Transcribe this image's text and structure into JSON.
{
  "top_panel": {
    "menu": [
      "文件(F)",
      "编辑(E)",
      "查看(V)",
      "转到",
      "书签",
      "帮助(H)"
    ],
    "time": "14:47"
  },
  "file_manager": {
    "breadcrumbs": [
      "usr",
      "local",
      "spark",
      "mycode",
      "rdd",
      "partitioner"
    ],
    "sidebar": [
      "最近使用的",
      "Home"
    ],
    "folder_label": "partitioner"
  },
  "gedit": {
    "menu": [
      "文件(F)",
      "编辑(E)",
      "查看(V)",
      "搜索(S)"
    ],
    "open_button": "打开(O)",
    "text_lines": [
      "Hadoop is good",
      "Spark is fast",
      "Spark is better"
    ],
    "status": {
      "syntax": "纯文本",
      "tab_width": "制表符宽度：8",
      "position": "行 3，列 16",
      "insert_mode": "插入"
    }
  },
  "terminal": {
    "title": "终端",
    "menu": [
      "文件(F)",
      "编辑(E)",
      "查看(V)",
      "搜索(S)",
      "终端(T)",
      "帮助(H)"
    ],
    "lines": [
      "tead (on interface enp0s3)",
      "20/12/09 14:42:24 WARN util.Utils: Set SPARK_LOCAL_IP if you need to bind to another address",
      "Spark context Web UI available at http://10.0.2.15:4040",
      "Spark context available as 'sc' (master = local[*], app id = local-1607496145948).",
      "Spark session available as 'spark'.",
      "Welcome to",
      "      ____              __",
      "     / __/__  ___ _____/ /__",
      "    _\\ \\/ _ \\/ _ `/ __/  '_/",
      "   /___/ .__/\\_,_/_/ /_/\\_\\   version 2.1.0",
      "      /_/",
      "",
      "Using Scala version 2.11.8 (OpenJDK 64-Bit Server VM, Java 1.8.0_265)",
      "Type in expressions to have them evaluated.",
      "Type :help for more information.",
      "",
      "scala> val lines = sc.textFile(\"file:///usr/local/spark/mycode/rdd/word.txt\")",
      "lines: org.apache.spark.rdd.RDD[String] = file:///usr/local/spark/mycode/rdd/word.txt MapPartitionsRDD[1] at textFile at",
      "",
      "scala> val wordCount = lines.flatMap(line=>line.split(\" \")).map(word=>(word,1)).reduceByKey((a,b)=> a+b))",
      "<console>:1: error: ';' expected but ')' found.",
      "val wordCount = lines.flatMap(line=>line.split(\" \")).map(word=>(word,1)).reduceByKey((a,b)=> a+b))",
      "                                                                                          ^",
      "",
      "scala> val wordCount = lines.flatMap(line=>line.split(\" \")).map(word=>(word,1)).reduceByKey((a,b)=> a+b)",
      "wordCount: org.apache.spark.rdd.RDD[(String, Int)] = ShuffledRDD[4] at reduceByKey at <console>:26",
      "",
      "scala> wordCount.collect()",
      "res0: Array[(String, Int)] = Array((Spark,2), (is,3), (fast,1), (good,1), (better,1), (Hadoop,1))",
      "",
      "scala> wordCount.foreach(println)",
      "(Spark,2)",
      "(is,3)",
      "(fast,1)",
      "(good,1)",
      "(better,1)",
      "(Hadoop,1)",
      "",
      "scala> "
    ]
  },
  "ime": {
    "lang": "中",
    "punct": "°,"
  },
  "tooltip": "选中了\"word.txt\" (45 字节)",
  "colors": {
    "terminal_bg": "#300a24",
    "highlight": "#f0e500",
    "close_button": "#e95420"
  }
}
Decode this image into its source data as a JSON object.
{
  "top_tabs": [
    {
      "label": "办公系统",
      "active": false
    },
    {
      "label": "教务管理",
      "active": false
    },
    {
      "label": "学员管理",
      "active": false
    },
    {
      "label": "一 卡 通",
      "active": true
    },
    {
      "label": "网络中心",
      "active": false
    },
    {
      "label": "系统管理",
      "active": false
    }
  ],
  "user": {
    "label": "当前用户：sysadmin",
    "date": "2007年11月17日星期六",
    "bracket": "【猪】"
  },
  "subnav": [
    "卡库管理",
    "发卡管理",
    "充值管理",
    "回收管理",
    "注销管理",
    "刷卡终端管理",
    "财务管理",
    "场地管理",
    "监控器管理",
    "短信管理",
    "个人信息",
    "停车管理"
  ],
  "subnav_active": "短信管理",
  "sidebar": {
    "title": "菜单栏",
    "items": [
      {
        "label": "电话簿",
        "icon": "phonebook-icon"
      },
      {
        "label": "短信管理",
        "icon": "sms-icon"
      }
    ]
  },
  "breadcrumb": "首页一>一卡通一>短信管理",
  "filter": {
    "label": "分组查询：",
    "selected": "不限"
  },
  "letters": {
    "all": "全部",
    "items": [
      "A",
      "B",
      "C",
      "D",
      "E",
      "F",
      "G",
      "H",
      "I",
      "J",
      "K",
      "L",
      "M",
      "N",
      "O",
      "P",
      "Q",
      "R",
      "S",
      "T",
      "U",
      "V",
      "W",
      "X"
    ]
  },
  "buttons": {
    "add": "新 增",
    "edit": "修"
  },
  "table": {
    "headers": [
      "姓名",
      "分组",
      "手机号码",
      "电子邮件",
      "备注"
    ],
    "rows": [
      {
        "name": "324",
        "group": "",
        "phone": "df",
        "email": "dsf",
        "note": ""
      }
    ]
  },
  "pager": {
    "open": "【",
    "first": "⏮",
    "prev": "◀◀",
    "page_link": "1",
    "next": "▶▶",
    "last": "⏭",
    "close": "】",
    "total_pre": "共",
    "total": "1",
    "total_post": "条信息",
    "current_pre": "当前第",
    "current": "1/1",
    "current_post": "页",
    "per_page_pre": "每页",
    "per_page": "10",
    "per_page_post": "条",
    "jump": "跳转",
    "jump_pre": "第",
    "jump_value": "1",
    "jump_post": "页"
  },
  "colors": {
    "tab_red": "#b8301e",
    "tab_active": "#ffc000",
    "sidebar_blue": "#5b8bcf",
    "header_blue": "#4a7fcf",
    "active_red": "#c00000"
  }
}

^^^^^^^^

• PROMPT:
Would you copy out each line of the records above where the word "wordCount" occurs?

• WRITTEN REPLY:
      "scala> val wordCount = lines.flatMap(line=>line.split(\" \")).map(word=>(word,1)).reduceByKey((a,b)=> a+b))",
      "val wordCount = lines.flatMap(line=>line.split(\" \")).map(word=>(word,1)).reduceByKey((a,b)=> a+b))",
      "scala> val wordCount = lines.flatMap(line=>line.split(\" \")).map(word=>(word,1)).reduceByKey((a,b)=> a+b)",
      "wordCount: org.apache.spark.rdd.RDD[(String, Int)] = ShuffledRDD[4] at reduceByKey at <console>:26",
      "scala> wordCount.collect()",
      "scala> wordCount.foreach(println)",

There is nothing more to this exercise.